AUGUSTA, Maine — The Republican governor of Maine has vetoed a bill that would have banned what is often referred to as “conversion therapy” for minors who struggle with homosexual temptation, stating that the legislation was “overly broad,” “bad policy” and could be “interpreted as a threat to an individual’s religious beliefs.”
Gov. Paul LePage rejected L.D. 192 on July 6 following passage in both houses of legislature last month. The bill simply stated, “A person may not advertise, offer or administer conversion therapy to individuals under 18 years of age.”
It defined conversion therapy as “any practice or treatment that seeks to change an individual’s sexual orientation or gender identity, including, but not limited to, any effort to change gender expression or to eliminate or reduce sexual or romantic attractions or feelings toward individuals of the same gender.” LePage said that the wording was overbroad.
“[A]s the bill was written—‘any practice or course of treatment’–can call into question a simple conversation. This is so broad that licensed professionals would be prohibited from counseling an individual even at the individual’s own request,” he wrote in his veto statement.
“We should not prohibit professionals from providing their expertise to those who seek it for their own personal questions like, ‘How do I deal with these feelings I am experiencing?'” LePage outlined.
While any efforts to help a minor resist homosexual temptation were outlawed under the bill, it exempted counseling and treatment that would provide acceptance for those who struggle with feelings toward the same sex, or neutrality in such services. It also exempted support for those undergoing a so-called gender transition.
“The Democrats won’t let a 14-year-old start the workday before 7 a.m., but under this bill, a medical professional could not have open conversations with minors considering hormone therapy about the potential and irreversible effects of delaying puberty,” LePage lamented.

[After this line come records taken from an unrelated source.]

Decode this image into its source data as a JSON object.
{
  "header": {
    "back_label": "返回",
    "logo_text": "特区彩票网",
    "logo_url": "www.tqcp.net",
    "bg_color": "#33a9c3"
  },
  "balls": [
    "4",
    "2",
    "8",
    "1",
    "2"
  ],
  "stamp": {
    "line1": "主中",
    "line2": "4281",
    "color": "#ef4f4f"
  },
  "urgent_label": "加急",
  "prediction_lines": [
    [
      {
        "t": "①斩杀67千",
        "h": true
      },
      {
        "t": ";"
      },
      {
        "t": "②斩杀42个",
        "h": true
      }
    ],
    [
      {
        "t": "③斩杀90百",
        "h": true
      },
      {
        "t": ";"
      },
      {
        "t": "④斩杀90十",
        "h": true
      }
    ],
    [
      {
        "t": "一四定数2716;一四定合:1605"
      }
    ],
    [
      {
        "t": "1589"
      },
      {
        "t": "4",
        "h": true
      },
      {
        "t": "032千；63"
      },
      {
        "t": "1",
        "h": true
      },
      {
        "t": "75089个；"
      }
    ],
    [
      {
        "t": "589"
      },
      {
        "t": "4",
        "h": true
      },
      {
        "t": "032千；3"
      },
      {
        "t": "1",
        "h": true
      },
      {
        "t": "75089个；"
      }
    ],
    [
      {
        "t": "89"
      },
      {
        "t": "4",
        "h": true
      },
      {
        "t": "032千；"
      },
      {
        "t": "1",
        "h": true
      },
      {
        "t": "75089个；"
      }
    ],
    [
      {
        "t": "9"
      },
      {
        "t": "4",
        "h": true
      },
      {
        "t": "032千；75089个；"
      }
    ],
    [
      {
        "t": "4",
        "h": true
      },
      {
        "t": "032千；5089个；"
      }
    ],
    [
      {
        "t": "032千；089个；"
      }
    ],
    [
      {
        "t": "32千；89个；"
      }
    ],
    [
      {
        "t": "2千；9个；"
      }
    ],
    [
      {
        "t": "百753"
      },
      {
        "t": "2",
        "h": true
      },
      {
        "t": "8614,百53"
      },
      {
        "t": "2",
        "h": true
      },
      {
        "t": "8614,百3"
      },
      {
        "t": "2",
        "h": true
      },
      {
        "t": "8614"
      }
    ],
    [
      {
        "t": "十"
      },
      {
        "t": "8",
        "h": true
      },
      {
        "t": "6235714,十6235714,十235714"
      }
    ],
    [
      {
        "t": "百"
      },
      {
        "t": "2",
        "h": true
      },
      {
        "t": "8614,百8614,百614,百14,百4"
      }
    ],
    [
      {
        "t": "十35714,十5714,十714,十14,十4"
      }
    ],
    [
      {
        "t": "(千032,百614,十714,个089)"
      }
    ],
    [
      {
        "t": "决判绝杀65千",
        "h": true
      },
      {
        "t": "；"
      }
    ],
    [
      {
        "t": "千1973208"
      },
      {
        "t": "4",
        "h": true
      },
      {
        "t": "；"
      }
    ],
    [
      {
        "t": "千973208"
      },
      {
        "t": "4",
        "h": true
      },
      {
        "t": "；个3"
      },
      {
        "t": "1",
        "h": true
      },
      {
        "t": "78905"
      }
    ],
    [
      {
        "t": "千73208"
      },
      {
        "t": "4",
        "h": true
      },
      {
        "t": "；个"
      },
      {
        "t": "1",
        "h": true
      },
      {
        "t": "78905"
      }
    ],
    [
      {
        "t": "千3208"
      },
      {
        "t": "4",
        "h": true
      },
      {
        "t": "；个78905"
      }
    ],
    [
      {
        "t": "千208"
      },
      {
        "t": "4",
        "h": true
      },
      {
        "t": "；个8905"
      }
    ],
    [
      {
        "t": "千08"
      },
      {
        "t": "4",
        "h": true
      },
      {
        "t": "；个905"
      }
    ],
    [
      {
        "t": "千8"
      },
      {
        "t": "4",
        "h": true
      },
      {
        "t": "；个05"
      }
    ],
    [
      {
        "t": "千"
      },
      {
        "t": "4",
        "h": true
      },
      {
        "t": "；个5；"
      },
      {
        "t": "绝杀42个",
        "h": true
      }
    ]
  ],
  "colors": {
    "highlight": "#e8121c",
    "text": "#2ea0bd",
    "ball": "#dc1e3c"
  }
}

He also opined that the bill could be problematic as its regulation of the content of clinical speech may violate the First Amendment, as per the U.S. Supreme Court, and could “be interpreted as a threat to an individual’s religious beliefs.”
LePage said that there are already prohibitions in place in regard to mental or physical abuse in therapy sessions, and there is no evidence that any such practices are taking place in Maine. He stated that the bill would consequently stifle the speech of professional counselors.
“Because their standard of practice already prohibits any therapy amounting to physical or mental abuse, what L.D. 912 attempts to regulate are private, consultative conversations with a client,” he remarked.
Homosexual advocacy groups have decried LePage’s veto, asserting that “he chose petty politics over protecting kids.” Efforts to override the veto in the House failed.
In his book “Holiness,” the late Anglican preacher J.C. Ryle exhorted, “I fear we do not sufficiently realize the extreme subtlety of our soul’s disease. We are too apt to forget that temptation to sin will rarely present itself to us in its true colors, saying, ‘I am your deadly enemy, and I want to ruin you forever in Hell.’ Oh, no. Sin comes to us, like Judas, with a kiss, and like Joab, with an outstretched hand and flattering words. … Let us then watch and pray lest we fall into temptation. We may give wickedness smooth names, but we cannot alter its nature and character in the sight of God. Let us remember St. Paul’s words, ‘Exhort one another daily, lest any be hardened through the deceitfulness of sin.’”